The Azteca is a relatively new breed that appeared in the 1970’s in Mexico first by crossing Andalusian stallions and Criollo mares with American Quarter horses. According to International Encyclopedia of Horse Breeds (University of Oklahoma Press, 1995), this is the first horse breed to be developed in Mexico, where it is very popular.
Hard to Register
Although rare anywhere else but Mexico, Aztecas have a loyal following in the United States. However, the Azteca Horse Registry of America has slightly different rules for registering a horse than the original Mexican registry. There is also a Canadian registry, called the International Azteca Horse Association.
Storey’s Illustrated Guide to 96 Horse Breeds of North America (Storey Publishing, 2005) notes that thoroughbreds and American paint horses with the correct conformation are accepted. The Mexican registry, Asociacion Internacional de Caballos de Raza Azteca, does not allow any pinto coloration and no Thoroughbred blood. In order not to offend the Mexican registry, any Azteca accepted into either of the American Azteca registries are called American Aztecas and not just “Aztecas”.
Another reason for the scarcity of Aztecas is that the registration process is difficult. Even if a foal’s sire and dam are both registered, the foal will not be accepted until he is officially inspected at seven months of age and then again at three years old. Horses need to be tested for hyperkalemic periodic paralysis (HYPP) if they in any way trace back to the highly influential Quarter horse stallion Impressive.
Although Aztecas are very attractive and perform well in many horse sports, the breed was developed to work on Mexican cattle ranches and in the bullring. This breed is suited for the Mexican climate as well as being agile and intelligent enough to work fractious livestock. The Azteca also has a dash of “brio”, or spirit. Never handle this horse with a heavy hand, because they are smart enough to rebel. However, they will go to the ends of the earth for a quiet, empathetic owner.

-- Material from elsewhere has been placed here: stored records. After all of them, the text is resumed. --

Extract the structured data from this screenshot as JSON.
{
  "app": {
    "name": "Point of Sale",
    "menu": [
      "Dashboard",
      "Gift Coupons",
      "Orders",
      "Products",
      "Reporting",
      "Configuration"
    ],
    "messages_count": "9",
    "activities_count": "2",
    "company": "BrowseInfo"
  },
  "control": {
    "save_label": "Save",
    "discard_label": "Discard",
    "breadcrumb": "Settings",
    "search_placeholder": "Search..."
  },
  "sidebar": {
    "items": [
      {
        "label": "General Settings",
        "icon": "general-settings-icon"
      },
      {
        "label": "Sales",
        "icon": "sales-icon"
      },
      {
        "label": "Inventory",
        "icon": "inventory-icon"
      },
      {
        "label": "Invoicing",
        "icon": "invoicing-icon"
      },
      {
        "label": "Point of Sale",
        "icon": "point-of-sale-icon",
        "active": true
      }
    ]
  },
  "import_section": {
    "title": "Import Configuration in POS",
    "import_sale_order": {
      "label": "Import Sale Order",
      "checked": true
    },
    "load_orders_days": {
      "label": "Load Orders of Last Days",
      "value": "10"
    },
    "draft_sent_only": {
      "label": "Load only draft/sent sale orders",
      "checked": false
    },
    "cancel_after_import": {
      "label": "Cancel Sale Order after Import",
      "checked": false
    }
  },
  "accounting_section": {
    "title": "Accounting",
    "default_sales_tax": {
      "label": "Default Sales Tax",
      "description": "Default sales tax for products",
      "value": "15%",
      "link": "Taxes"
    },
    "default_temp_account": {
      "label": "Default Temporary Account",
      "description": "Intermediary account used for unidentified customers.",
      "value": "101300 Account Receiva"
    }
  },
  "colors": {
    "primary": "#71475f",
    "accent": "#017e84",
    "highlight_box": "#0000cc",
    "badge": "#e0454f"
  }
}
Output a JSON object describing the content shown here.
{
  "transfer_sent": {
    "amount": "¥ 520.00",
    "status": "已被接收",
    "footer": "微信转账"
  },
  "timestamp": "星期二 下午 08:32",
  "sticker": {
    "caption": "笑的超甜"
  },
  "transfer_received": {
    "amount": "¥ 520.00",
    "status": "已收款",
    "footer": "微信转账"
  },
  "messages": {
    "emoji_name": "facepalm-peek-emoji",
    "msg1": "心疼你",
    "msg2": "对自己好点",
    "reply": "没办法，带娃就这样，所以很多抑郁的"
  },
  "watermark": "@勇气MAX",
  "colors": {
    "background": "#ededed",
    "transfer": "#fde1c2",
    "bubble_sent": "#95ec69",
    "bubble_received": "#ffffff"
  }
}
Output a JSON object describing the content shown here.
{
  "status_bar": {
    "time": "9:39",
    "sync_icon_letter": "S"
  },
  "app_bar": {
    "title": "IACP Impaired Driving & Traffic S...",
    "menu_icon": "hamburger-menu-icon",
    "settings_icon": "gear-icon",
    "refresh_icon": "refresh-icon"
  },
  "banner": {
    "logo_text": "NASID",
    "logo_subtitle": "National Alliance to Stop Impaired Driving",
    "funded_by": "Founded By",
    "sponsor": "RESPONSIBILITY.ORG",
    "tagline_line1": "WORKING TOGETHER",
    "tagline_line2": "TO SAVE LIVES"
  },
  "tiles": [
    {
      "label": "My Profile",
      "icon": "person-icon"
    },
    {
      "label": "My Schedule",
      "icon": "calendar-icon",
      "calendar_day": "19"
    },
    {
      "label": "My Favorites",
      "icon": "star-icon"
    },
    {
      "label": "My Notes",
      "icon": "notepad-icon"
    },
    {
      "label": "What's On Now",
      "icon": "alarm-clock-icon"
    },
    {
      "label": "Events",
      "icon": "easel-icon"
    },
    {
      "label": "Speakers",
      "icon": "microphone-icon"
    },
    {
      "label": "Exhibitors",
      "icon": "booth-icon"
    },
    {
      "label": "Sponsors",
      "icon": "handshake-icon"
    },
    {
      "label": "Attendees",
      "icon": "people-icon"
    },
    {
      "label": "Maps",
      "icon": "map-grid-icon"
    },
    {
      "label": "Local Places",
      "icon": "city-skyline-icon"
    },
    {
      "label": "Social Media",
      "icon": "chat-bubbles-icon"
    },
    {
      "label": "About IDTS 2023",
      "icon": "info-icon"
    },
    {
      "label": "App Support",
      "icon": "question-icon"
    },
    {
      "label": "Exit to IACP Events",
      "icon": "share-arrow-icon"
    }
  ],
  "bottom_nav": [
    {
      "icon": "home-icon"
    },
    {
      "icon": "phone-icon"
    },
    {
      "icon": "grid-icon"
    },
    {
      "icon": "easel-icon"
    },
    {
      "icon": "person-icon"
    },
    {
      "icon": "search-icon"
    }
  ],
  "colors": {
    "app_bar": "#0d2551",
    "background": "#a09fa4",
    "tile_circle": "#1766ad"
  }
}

With their intelligence and natural athleticism, Aztecas also work in rodeo events, reining, beginning dressage, team penning, polo, in harness and as a companion horse, which is probably the most difficult job of the lot.
As noted previously, American Aztecas are allowed to be spotted, but only solid colors are allowed in the Mexican registration. Grey seems to be the most popular color, but all shades of bay, chestnut, dun, roan and black also appear. The ideal mane and tail are hoped to be long and flowing, but the actual thickness can vary with each individual.
Aztecas average 15 – 16 hands high and about 1000 pounds, but mares are allowed to be as short as 14.3 hands. Although small, they are strong. They are a slim, sturdy build with small ears, spirited eyes and a straight or convex profile to their heads. Their necks often are arched, although not as dramatically as an Arabian’s. Their backs are short, withers are usually prominent and tails set low. This conformation is thought to be similar to the original Spanish horses brought over by the Conquistadores to the New World.
International Encyclopedia of Horse Breeds Bonnie Hendricks. University of Oklahoma Press, 1995.
Storey’s Illustrated Guide to 96 Horse Breeds of North America. Judith Dutson. Storey Publishing, 2005.
The Official Horse Breeds Standard Book. Fran Lynghaug. Voyageur; 2009.